Read Acts 18:24-28; 1 Corinthians 3:5-8

Understanding The Way Of God Accurately

How do you respond when you are told that you are wrong? Most people get defensive. It’s not a good feeling to be wrong about something. We must be humble, however, and realize that we don’t always have all the answers. We are not always right. Sometimes we are wrong.

Apollos was “born at Alexandria” (Acts 18:24), a city known for good education. Apollos was very likely an intelligent man. He was also “eloquent” (Acts 18:24). He was able to clearly communicate ideas in such a way that people could understand what he meant. Not only that, but he was “mighty in the Scriptures” (Acts 18:24). He had a grasp on the Old Testament Law, the history of the Jewish people, the poetry of David, and the prophetic works.

“This man had been instructed in the way of the Lord; and being fervent in spirit, he spoke and taught accurately the things of the Lord, though he knew only the baptism of John” (Acts 18:25). Now we’ve got a problem.
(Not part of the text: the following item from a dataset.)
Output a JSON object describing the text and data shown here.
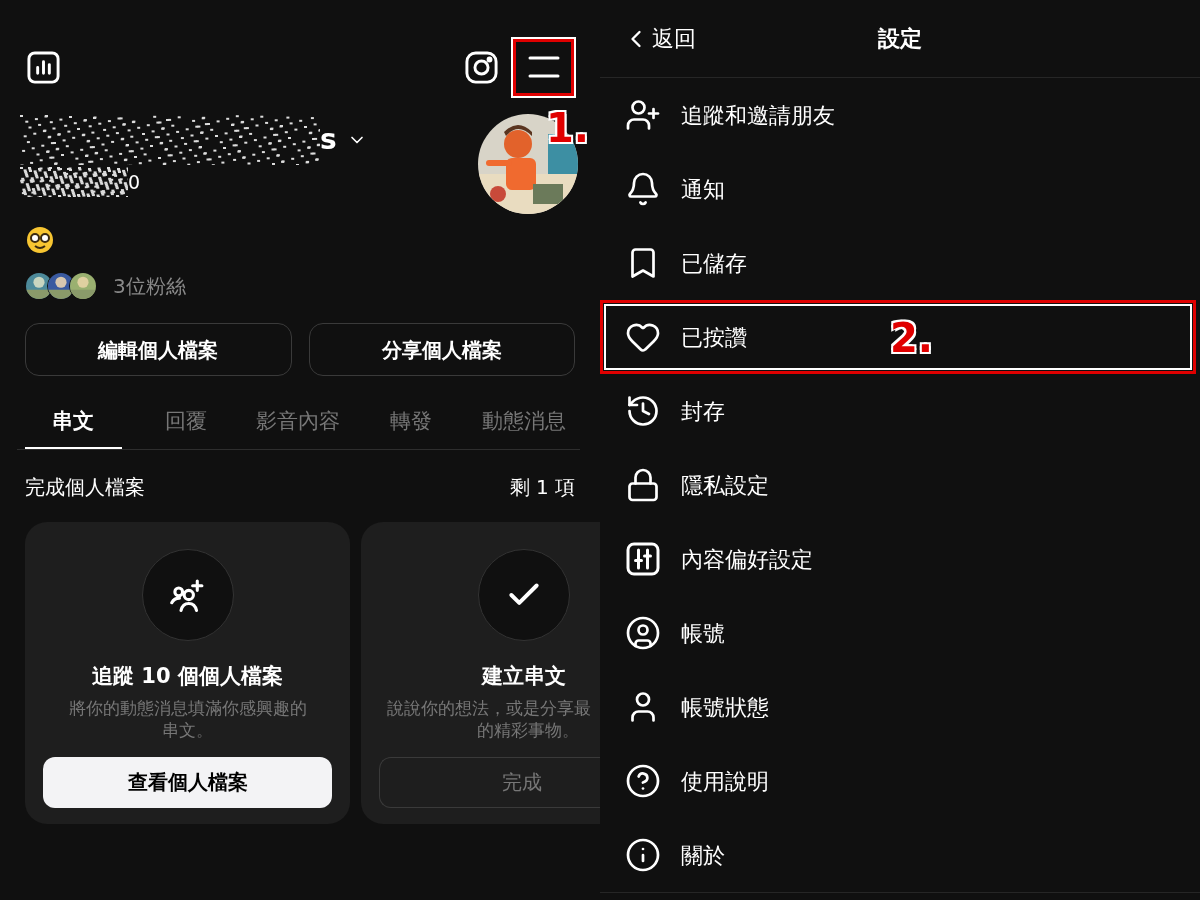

He knew what he needed to know up to a point, but his knowledge stopped short of all that he needed to know.

Thankfully, Aquila and Priscilla saw the deficiency in his knowledge and set out to complete it. Privately, without embarrassing Apollos, they “explained to him the way of God more accurately” (Acts 18:26). Had this couple made a public spectacle of Apollos’ ignorance, he may have doubled down and refused to listen. But because of their humility and tact, they were able to set the record straight and help the cause of the kingdom.
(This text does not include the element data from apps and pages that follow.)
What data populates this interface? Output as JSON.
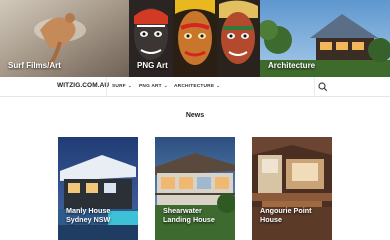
{
  "banner": {
    "panels": [
      {
        "label": "Surf Films/Art"
      },
      {
        "label": "PNG Art"
      },
      {
        "label": "Architecture"
      }
    ]
  },
  "nav": {
    "site_title": "WITZIG.COM.AU",
    "items": [
      {
        "label": "SURF"
      },
      {
        "label": "PNG ART"
      },
      {
        "label": "ARCHITECTURE"
      }
    ],
    "chevron": "⌄",
    "search_icon": "search-icon"
  },
  "main": {
    "section_title": "News",
    "cards": [
      {
        "title_line1": "Manly House",
        "title_line2": "Sydney NSW"
      },
      {
        "title_line1": "Shearwater",
        "title_line2": "Landing House"
      },
      {
        "title_line1": "Angourie Point",
        "title_line2": "House"
      }
    ]
  },
  "colors": {
    "nav_text": "#333333",
    "title_text": "#222222",
    "divider": "#e6e6e6"
  }
}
Armed with more accurate knowledge, Apollos went to Achaia and “greatly helped those who had believed through grace; for he vigorously refuted the Jews publicly, showing from the Scriptures that Jesus is the Christ” (Acts 18:27-28).
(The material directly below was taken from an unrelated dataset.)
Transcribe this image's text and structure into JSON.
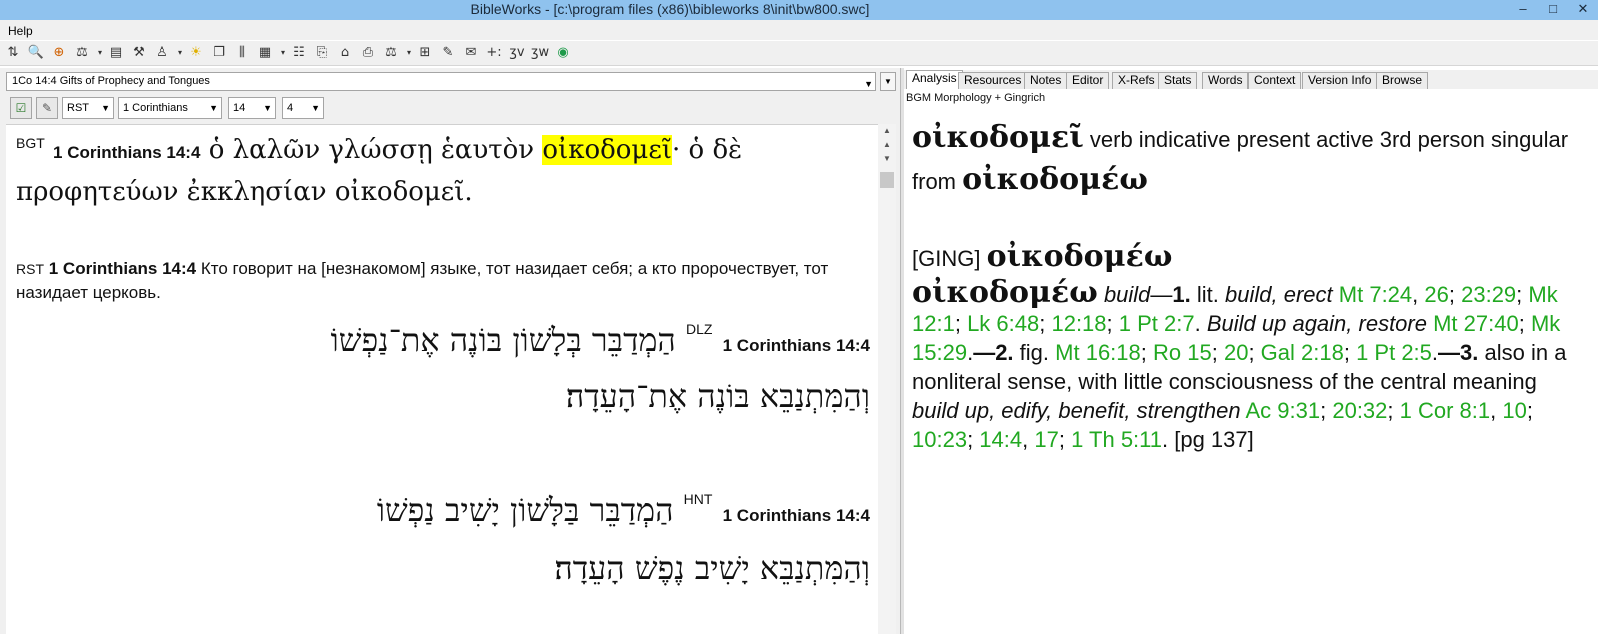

Apollos was such an asset to the Lord’s church that in his letter to Corinth, Paul commended his work while reminding the Corinthians that preachers are God’s servants, and it is God who ultimately causes growth in the gospel.

Leave a Reply

Fill in your details below or click an icon to log in:

WordPress.com Logo

You are commenting using your WordPress.com account. Log Out /  Change )

Google photo

You are commenting using your Google account. Log Out /  Change )

Twitter picture

You are commenting using your Twitter account. Log Out /  Change )

Facebook photo

You are commenting using your Facebook account. Log Out /  Change )

Connecting to %s